The last thing I need…

You might think is another blog….

However, having set up a “Wedsite” as I am assured by various online doobries is the done thing – there is a blog on it too. But I’ll prob cross post here anyhoo. But it’ll be nice to have all my planning thoughts in one place.

Yes, you read it right. SandMAdcock Long.

The question is what will the married name be?  Hmm. Temptation to be very silly is very great. What’s the accent you need to make a long A?

Hebden Blog Club

Monday night saw the 2nd meet up of the new-born Hebden Blog Club at B@rplace. Lively discussion centred around a couple of topics, which could be summarised as how to get more readers and/or how to make fame and fortune from your blog.  Robert has put together some thoughts and ideas on his blog, Society Fabric, which is interesting.

Some of the talk – both on the night, and later, discussing with OH – was about why should you do anything to get readers, or higher Google rankings, or whatever. Is it just vanity, or subverting the medium to want to monetarise or pursue popularity?  A lot of the people in the group seem to make a living from writing, in one way or another, so for them, time spent blogging may necessarily be time spent not writing something which will pay their bills. So if you could have a magic trick to make your little old blog instantly famous and flooded with readers, who would then commission you to do other things, or buy your book, or whatever, then it’s be a good thing.  A lot of the blogs I have listed from hebden are actually attached to businesses – so even if they are not directly selling anything, then hopefully the blog is a useful publicity stream for fabulous products, as well as being an interesting insight into the way things are made, or how the businesses are set up or run.  I hope the people writing them are doing it at least 60% for their own benefit though, as it would be sad for it to be thought of as a chore.
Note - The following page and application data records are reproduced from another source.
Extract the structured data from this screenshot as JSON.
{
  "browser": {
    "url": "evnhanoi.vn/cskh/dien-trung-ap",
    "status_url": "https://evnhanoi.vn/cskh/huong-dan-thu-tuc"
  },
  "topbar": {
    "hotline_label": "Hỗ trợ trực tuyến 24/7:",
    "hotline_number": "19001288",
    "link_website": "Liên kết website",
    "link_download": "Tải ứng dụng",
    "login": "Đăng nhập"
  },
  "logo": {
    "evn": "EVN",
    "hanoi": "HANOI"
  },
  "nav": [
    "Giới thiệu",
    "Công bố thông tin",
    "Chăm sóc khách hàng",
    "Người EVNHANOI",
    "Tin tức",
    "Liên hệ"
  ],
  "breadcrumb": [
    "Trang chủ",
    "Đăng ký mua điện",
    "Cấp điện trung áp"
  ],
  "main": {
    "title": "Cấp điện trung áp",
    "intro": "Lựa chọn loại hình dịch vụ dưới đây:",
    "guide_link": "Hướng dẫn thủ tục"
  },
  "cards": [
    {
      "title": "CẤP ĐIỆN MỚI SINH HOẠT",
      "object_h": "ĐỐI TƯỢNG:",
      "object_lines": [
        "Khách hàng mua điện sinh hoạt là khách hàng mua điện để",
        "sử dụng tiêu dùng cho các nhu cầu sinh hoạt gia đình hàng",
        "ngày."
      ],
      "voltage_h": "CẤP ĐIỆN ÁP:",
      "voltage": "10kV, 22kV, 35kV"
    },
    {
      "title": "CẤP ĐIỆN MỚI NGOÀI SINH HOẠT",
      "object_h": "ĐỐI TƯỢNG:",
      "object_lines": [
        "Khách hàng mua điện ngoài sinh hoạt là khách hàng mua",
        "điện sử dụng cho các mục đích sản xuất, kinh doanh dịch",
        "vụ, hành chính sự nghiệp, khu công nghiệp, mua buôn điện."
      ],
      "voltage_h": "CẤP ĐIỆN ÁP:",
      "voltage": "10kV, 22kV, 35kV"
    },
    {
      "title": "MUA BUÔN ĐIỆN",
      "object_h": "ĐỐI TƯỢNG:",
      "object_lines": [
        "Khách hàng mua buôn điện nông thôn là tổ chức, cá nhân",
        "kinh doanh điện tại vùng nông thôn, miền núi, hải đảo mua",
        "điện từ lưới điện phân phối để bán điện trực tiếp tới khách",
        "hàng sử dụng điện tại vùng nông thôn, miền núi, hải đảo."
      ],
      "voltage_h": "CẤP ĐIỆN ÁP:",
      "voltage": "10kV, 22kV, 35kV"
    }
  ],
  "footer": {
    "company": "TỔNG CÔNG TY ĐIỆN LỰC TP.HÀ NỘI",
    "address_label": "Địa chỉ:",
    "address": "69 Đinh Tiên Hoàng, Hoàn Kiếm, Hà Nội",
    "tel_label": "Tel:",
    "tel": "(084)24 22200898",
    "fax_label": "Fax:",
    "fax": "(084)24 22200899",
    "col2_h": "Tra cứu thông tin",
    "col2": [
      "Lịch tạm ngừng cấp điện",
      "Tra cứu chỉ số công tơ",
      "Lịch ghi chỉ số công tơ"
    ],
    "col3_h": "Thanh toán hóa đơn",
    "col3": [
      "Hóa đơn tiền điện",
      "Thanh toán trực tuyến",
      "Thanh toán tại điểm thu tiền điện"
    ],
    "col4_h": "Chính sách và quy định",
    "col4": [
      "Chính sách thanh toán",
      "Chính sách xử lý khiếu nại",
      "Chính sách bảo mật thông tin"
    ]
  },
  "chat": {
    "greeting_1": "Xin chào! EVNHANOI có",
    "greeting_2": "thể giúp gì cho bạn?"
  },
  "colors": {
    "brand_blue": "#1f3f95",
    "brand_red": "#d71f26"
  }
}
The question is – why are you blogging? Is there a point?  I blog primarily for myself. There’s something about it that I like. It’s not quite diary, not quite website. I can witter away, share things, keep track of interesting stuff, and if someone else out there reads and finds something interesting or useful in what I have said then hooray.  I do like to get comments, but I’ve never got a great many, even on my old blog which was to some extent better “optimised” than this, and gets more hits.  If I would like to get more readers it’s to increase the chance of getting comments, or being interesting to someone. But I have no expectations of fame or fortune, I just don’t write anything that interesting or good.

However. If your answer to “why are you blogging?” is for example “to raise awareness of x” then obviously, the more readers you get, the more awareness you raise.  “To improve may understanding of y” – the more people who comment, the more you may learn. “to get people to use my service / buy my product / like my work” – then there comes the money and the fame.

Whatever you’re writing for, you have to think, who do you want your readers to be – and then provide them with content to suit. Do what it is you do to the best of your abilities, and communicate with people.  Use Twitter to publicise, and find others who are interested in the same things as you. Read other similar blogs or websites, learn from them, and comment on them. Respond to their posts with posts of your own, and be yourself. If you deserve popularity, I’m fairly certain it will find you.  But don’t push too hard. I personally hate the over-use of Twitter for marketing.  If that’s all someone ever tweets about, I’m likely to unfollow.  If someone sells, but also tweets personally, that’s ok – but if I say “I need some new shoes, these ones have a hole in them” @Shoediscountstore yelling “50% off Manolo Blahniks in Minneapolis” at me is not part of any conversation I need to have.

Tagging and SEO and whatnot are all very good – but it’s content that matters. Imagine you’re walking through town and you see adverts everywhere for a new florist. You follow them, and find a beautiful shop front, painted green with beautiful pictures of flowers, and signs detailing “Gladioli, Lilies, Roses, Hyacinths, Bluebells, Agapanthus, Alium, Tulips”, and yet when you go in, all you find are some wilted daffodils and a potted geranium – you’re going to leave and never go back.

Next Blog Club meet: 5th Sept, 8pm, B@rplace